* Exercise description: I would like each line of the data that holds the word "thành" copied out.

━━━━━━━━━━━━━━━━

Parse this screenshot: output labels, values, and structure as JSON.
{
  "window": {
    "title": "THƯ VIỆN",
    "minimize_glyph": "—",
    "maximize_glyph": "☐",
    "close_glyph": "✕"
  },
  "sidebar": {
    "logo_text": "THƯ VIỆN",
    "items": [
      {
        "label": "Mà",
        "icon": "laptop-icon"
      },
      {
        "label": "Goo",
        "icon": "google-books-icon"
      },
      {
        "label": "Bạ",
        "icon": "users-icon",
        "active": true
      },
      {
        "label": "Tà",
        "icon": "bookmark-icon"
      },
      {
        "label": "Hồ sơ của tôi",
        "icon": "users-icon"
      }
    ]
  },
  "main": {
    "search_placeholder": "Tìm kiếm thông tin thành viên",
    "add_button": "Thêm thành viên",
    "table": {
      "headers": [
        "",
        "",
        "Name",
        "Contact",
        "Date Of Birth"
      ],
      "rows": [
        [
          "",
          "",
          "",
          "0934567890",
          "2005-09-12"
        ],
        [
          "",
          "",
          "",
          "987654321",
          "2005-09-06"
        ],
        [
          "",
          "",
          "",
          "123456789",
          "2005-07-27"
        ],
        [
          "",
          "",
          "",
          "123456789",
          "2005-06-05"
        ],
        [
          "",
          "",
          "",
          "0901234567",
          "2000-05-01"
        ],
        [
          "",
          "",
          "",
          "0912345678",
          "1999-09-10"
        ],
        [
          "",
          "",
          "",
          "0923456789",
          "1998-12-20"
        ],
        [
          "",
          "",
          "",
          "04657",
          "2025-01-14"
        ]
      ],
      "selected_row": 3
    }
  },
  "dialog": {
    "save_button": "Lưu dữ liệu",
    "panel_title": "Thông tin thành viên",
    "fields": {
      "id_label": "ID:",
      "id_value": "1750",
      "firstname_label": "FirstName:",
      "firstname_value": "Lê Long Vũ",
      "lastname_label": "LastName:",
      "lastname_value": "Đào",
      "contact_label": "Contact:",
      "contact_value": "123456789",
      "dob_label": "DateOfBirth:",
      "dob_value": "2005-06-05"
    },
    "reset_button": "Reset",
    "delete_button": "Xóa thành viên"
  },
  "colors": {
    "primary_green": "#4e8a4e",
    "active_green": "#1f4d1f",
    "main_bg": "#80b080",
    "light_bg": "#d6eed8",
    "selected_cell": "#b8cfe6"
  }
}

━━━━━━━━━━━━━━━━

* Response to this task:
    "search_placeholder": "Tìm kiếm thông tin thành viên",
    "add_button": "Thêm thành viên",
    "panel_title": "Thông tin thành viên",
    "delete_button": "Xóa thành viên"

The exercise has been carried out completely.